  • I’m with Hilary Topper. I really dont care whether people alter the boilerplate friend requests. Most custome written requests I get seem to be of of the spammy kind anyway.

    Is it because there are no tried and tested rules for socializing on the internet that everyone seems to get so hot and bothered about the ‘right’ way to do things?

  • I’m going to wade in here once more to defend the practice. Social media networking for me is ‘all about me’. When I follow someone, it is because I have looked at them and perceive I can learn or gain from the connection. When I ask someone to connect on LinkedIn or be a friend on FaceBook who is not family or longtime friends…the biz network, I choose them because I want you guys to all just get bug eyed that I know this other person. I write them a little note that says I would be so pleased to connect with them and add small info that lets them relate to me, such as “I learned about you from —, who always speaks well of you.” My goal is to be the red leaf blowing around among the many brown ones among their connections. They will most likely never see me in person. Maybe never have much more connection with me, but when my update goes by, I hope that early note, helps them to remember me. So, there, now you know the ugly, manipulative truth.

  • Hi John,

    I agree completely, and I’ve never understood why people can’t take 1-2 minutes to personalize an e-mail.

    For those of you who disagree, think about it this way: 1) social media is about engagement, and that means you have to be authentic; and 2) It’s not about me, it’s about how I perceive you.

  • John Jantsch

    I guess the real point of this post is simply to address a marketing 101 principle. In my case most of the invitations are from people I don’t know so this is my first impression of them. The question is this – when you are trying to make a positive first impression, do you send generic or something that gets attention? That’s the only point I’m making here – in the end it all comes down to your objectives.

  • Thanks John!

    To be honest I think this is just a typical case of cyber-complacency. It’s REALLY easy to be lazy about small details like that…and I’m sure many people don’t realize the depth of their “boring” impact.
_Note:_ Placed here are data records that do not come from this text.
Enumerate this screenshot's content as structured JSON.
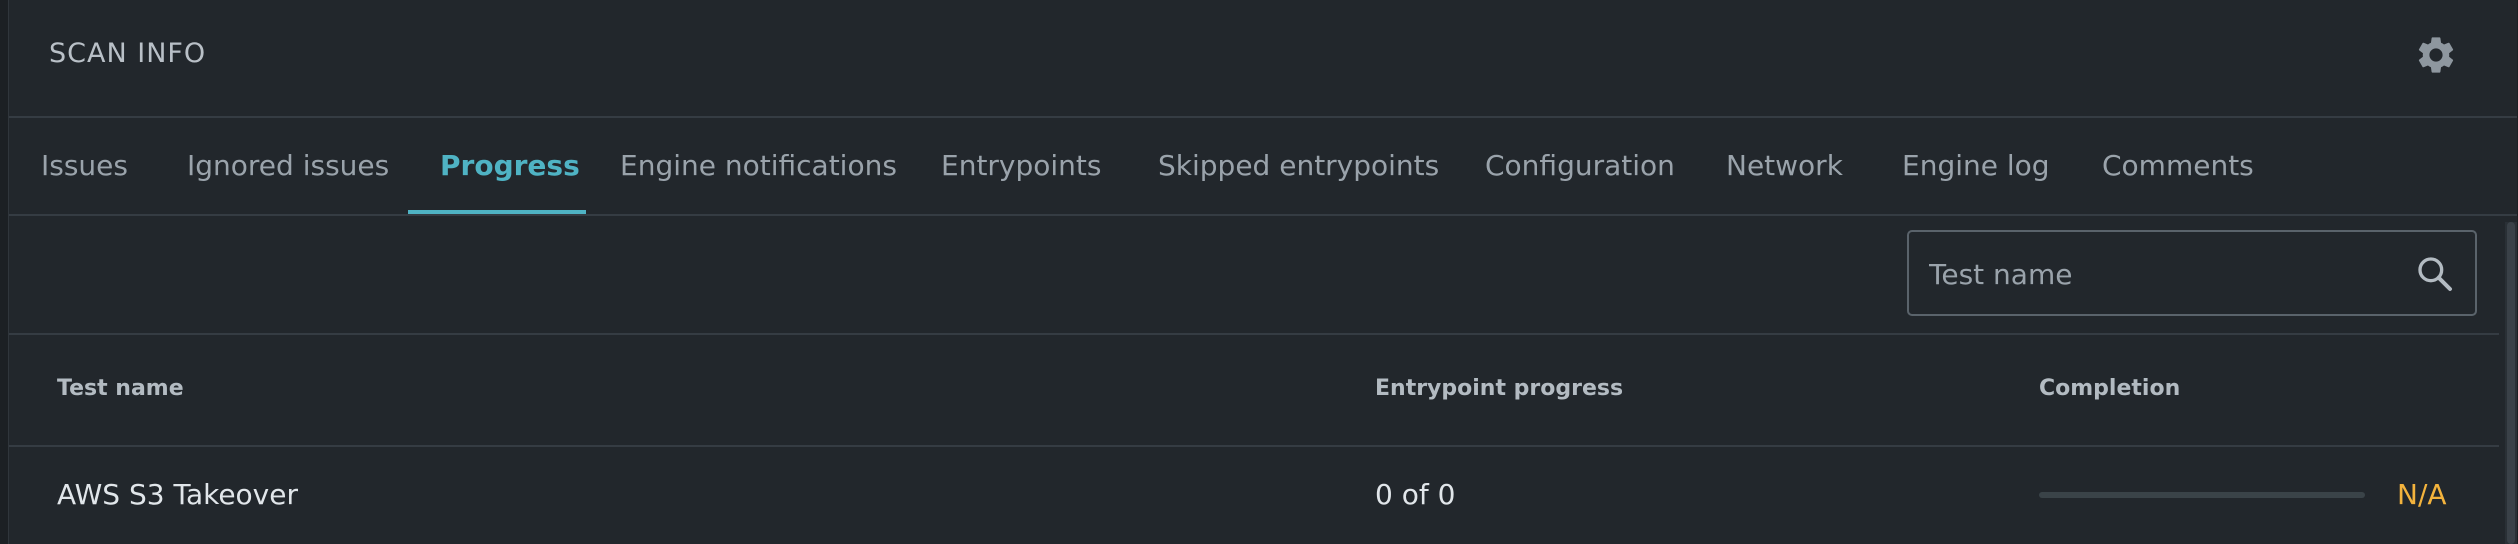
{
  "header": {
    "title": "SCAN INFO",
    "settings_icon": "gear-icon"
  },
  "tabs": [
    {
      "label": "Issues",
      "active": false
    },
    {
      "label": "Ignored issues",
      "active": false
    },
    {
      "label": "Progress",
      "active": true
    },
    {
      "label": "Engine notifications",
      "active": false
    },
    {
      "label": "Entrypoints",
      "active": false
    },
    {
      "label": "Skipped entrypoints",
      "active": false
    },
    {
      "label": "Configuration",
      "active": false
    },
    {
      "label": "Network",
      "active": false
    },
    {
      "label": "Engine log",
      "active": false
    },
    {
      "label": "Comments",
      "active": false
    }
  ],
  "search": {
    "placeholder": "Test name",
    "value": "",
    "icon": "search-icon"
  },
  "table": {
    "columns": [
      "Test name",
      "Entrypoint progress",
      "Completion"
    ],
    "rows": [
      {
        "test_name": "AWS S3 Takeover",
        "entrypoint_progress": "0 of 0",
        "completion_fraction": 0,
        "completion_label": "N/A"
      }
    ]
  },
  "colors": {
    "accent": "#4fb3c4",
    "warning": "#f3b33d",
    "background": "#22272c"
  }
}
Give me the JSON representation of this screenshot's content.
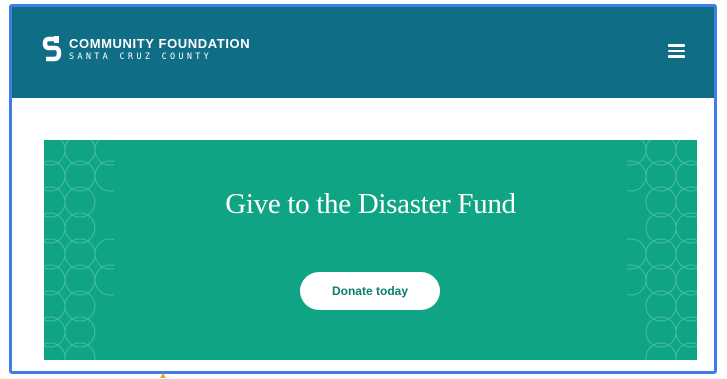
{
  "header": {
    "logo_line1": "COMMUNITY FOUNDATION",
    "logo_line2": "SANTA CRUZ COUNTY",
    "menu_icon": "hamburger-menu-icon"
  },
  "banner": {
    "title": "Give to the Disaster Fund",
    "button_label": "Donate today"
  },
  "colors": {
    "header_bg": "#0f6d85",
    "banner_bg": "#0fa584",
    "frame_border": "#3f7ee6"
  }
}
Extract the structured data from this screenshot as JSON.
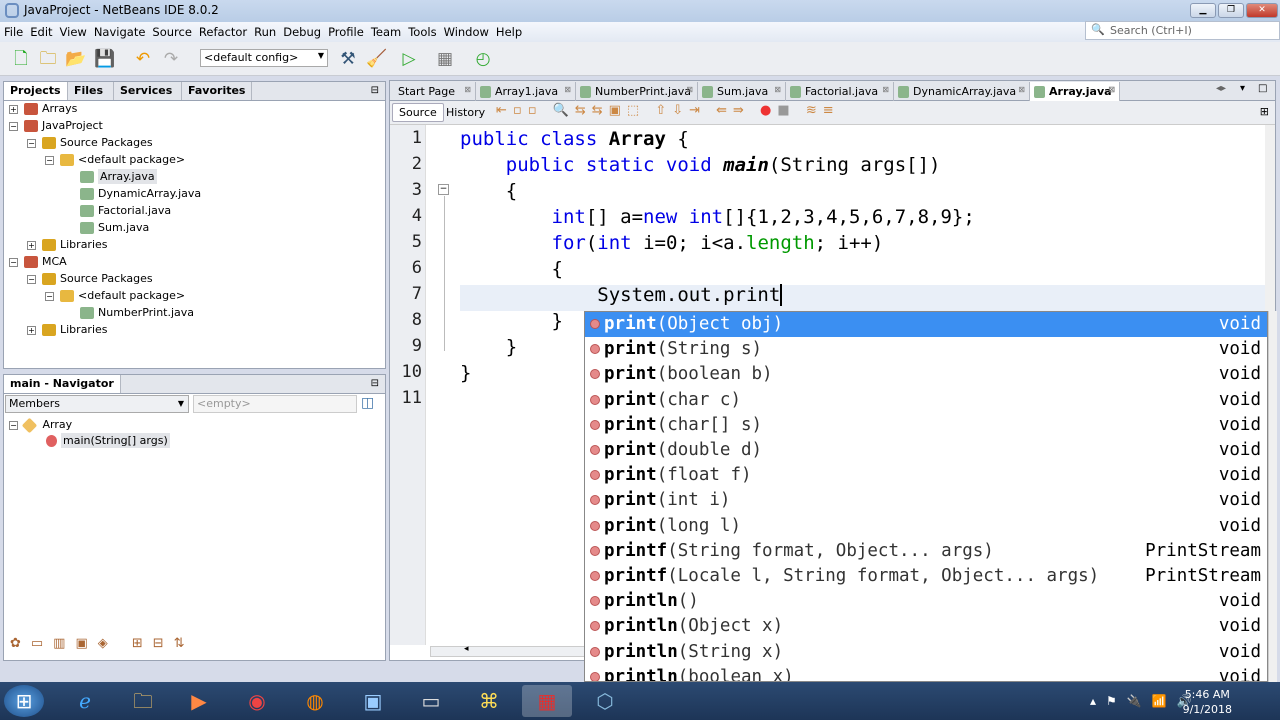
{
  "window": {
    "title": "JavaProject - NetBeans IDE 8.0.2"
  },
  "menu": [
    "File",
    "Edit",
    "View",
    "Navigate",
    "Source",
    "Refactor",
    "Run",
    "Debug",
    "Profile",
    "Team",
    "Tools",
    "Window",
    "Help"
  ],
  "search": {
    "placeholder": "Search (Ctrl+I)"
  },
  "toolbar": {
    "config": "<default config>"
  },
  "projects_panel": {
    "tabs": [
      "Projects",
      "Files",
      "Services",
      "Favorites"
    ],
    "tree": [
      {
        "label": "Arrays",
        "depth": 0,
        "type": "project",
        "toggle": "+"
      },
      {
        "label": "JavaProject",
        "depth": 0,
        "type": "project",
        "toggle": "-"
      },
      {
        "label": "Source Packages",
        "depth": 1,
        "type": "folder",
        "toggle": "-"
      },
      {
        "label": "<default package>",
        "depth": 2,
        "type": "package",
        "toggle": "-"
      },
      {
        "label": "Array.java",
        "depth": 3,
        "type": "file",
        "selected": true
      },
      {
        "label": "DynamicArray.java",
        "depth": 3,
        "type": "file"
      },
      {
        "label": "Factorial.java",
        "depth": 3,
        "type": "file"
      },
      {
        "label": "Sum.java",
        "depth": 3,
        "type": "file"
      },
      {
        "label": "Libraries",
        "depth": 1,
        "type": "folder",
        "toggle": "+"
      },
      {
        "label": "MCA",
        "depth": 0,
        "type": "project",
        "toggle": "-"
      },
      {
        "label": "Source Packages",
        "depth": 1,
        "type": "folder",
        "toggle": "-"
      },
      {
        "label": "<default package>",
        "depth": 2,
        "type": "package",
        "toggle": "-"
      },
      {
        "label": "NumberPrint.java",
        "depth": 3,
        "type": "file"
      },
      {
        "label": "Libraries",
        "depth": 1,
        "type": "folder",
        "toggle": "+"
      }
    ]
  },
  "navigator": {
    "title": "main - Navigator",
    "filter": "Members",
    "secondary": "<empty>",
    "class_name": "Array",
    "method": "main(String[] args)"
  },
  "editor": {
    "tabs": [
      "Start Page",
      "Array1.java",
      "NumberPrint.java",
      "Sum.java",
      "Factorial.java",
      "DynamicArray.java",
      "Array.java"
    ],
    "active_tab": "Array.java",
    "view_tabs": [
      "Source",
      "History"
    ],
    "line_numbers": [
      "1",
      "2",
      "3",
      "4",
      "5",
      "6",
      "7",
      "8",
      "9",
      "10",
      "11"
    ]
  },
  "completion": [
    {
      "name": "print",
      "params": "(Object obj)",
      "ret": "void",
      "selected": true
    },
    {
      "name": "print",
      "params": "(String s)",
      "ret": "void"
    },
    {
      "name": "print",
      "params": "(boolean b)",
      "ret": "void"
    },
    {
      "name": "print",
      "params": "(char c)",
      "ret": "void"
    },
    {
      "name": "print",
      "params": "(char[] s)",
      "ret": "void"
    },
    {
      "name": "print",
      "params": "(double d)",
      "ret": "void"
    },
    {
      "name": "print",
      "params": "(float f)",
      "ret": "void"
    },
    {
      "name": "print",
      "params": "(int i)",
      "ret": "void"
    },
    {
      "name": "print",
      "params": "(long l)",
      "ret": "void"
    },
    {
      "name": "printf",
      "params": "(String format, Object... args)",
      "ret": "PrintStream"
    },
    {
      "name": "printf",
      "params": "(Locale l, String format, Object... args)",
      "ret": "PrintStream"
    },
    {
      "name": "println",
      "params": "()",
      "ret": "void"
    },
    {
      "name": "println",
      "params": "(Object x)",
      "ret": "void"
    },
    {
      "name": "println",
      "params": "(String x)",
      "ret": "void"
    },
    {
      "name": "println",
      "params": "(boolean x)",
      "ret": "void"
    }
  ],
  "clock": {
    "time": "5:46 AM",
    "date": "9/1/2018"
  }
}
    What you’ve done for me is reframe that “small detail” as an essential piece to building a business and brand.

  • I agree with you John that it is very bad to only leave the default message when adding a professional friend. This is extra critical if you were to add a boss. This is a similar idea to making sure to write emails that are well thought out. Many people forget that emails are just another form of a letter and spoken language should not be used in them.

  • I am in total agreement with you John. That extra bit is what makes your offering memorable. One has to strive to rise above the standard fare being dished out, let’s face it, this is about building and cementing relationships….

  • I have gotten several linkedin and facebook invitations recently. They were all the default. And you are right I was not even close to being motivated to accept the invitations.